“Post war, cyclical companies become the new growth stocks,” Lee told CNBC. “That’s what happens. It happened in Iraq and the Middle East. It happened in Japan. It happened in Korea after the Korean War. It happened in the U.S. after World War II and the Korean War. This is a post-war environment.”
Many regions of the world are indeed seeing rising Covid-19 cases as highly contagious variants continue to spread, the World Health Organization said. Germany and France are extending or enforcing new lockdown measures.
But the pace of vaccinations in the U.S. is picking up with nearly one in five adults now fully vaccinated.

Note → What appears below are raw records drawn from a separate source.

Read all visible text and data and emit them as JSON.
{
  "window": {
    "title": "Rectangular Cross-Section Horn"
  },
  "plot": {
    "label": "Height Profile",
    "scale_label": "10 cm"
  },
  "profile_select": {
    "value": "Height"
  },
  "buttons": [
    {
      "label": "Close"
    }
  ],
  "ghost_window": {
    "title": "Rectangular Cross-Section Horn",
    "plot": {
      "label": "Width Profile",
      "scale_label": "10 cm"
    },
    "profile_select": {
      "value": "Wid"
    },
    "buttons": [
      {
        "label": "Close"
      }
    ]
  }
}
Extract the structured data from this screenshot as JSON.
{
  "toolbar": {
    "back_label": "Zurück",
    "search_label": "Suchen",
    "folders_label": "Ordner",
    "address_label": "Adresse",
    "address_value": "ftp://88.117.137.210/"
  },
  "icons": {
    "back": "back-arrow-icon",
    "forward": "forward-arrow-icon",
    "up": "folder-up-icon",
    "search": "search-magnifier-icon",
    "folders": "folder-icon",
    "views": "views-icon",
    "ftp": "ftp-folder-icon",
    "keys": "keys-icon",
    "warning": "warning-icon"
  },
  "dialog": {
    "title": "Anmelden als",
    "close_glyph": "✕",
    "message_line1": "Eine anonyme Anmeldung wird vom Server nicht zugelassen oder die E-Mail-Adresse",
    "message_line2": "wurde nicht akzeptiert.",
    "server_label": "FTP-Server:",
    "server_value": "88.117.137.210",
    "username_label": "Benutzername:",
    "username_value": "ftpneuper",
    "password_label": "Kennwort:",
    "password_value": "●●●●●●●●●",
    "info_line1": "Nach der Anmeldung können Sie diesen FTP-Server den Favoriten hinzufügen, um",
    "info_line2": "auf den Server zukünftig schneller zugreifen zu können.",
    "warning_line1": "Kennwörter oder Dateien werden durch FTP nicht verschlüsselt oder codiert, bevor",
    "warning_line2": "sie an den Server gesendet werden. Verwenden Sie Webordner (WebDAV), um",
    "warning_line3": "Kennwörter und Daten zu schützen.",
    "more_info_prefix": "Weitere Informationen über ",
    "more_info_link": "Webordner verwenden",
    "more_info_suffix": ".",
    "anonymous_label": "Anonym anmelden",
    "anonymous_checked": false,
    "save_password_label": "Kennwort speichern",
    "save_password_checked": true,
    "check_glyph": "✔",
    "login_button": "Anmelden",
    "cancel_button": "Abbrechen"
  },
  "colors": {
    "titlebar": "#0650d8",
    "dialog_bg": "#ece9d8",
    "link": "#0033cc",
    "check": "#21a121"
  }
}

On Wednesday, Federal Reserve Chairman Jerome Powell and Treasury Secretary Janet Yellen will continue their testimony to the U.S. House Committee on Financial Services. In the first joint appearance Tuesday, the pair acknowledged the richly valued asset prices in the markets, but said that they are not concerned about financial stability.
“I’d say that while asset valuations are elevated by historical metrics, there’s also belief that with vaccinations proceeding at a rapid pace, that the economy will be able to get back on track,” Yellen said during the testimony. “I think that in an environment where asset prices are high, that what’s important is for regulators to make sure that the financial sector is resilient and to make sure that markets work well.”
Powell said that the economic recovery from the pandemic had “progressed more quickly than generally expected and looks to be strengthening.”
However, he said that the sectors of the economy hardest-hit by the pandemic “remain weak” and the unemployment rate “underestimates the shortfall,” so the recovery still had a long way to go.
Treasury yields dipped on Tuesday and continued to fall slightly on Wednesday.
Read More: Stocks are set to rebound with Dow futures up 100 points, Intel shares gain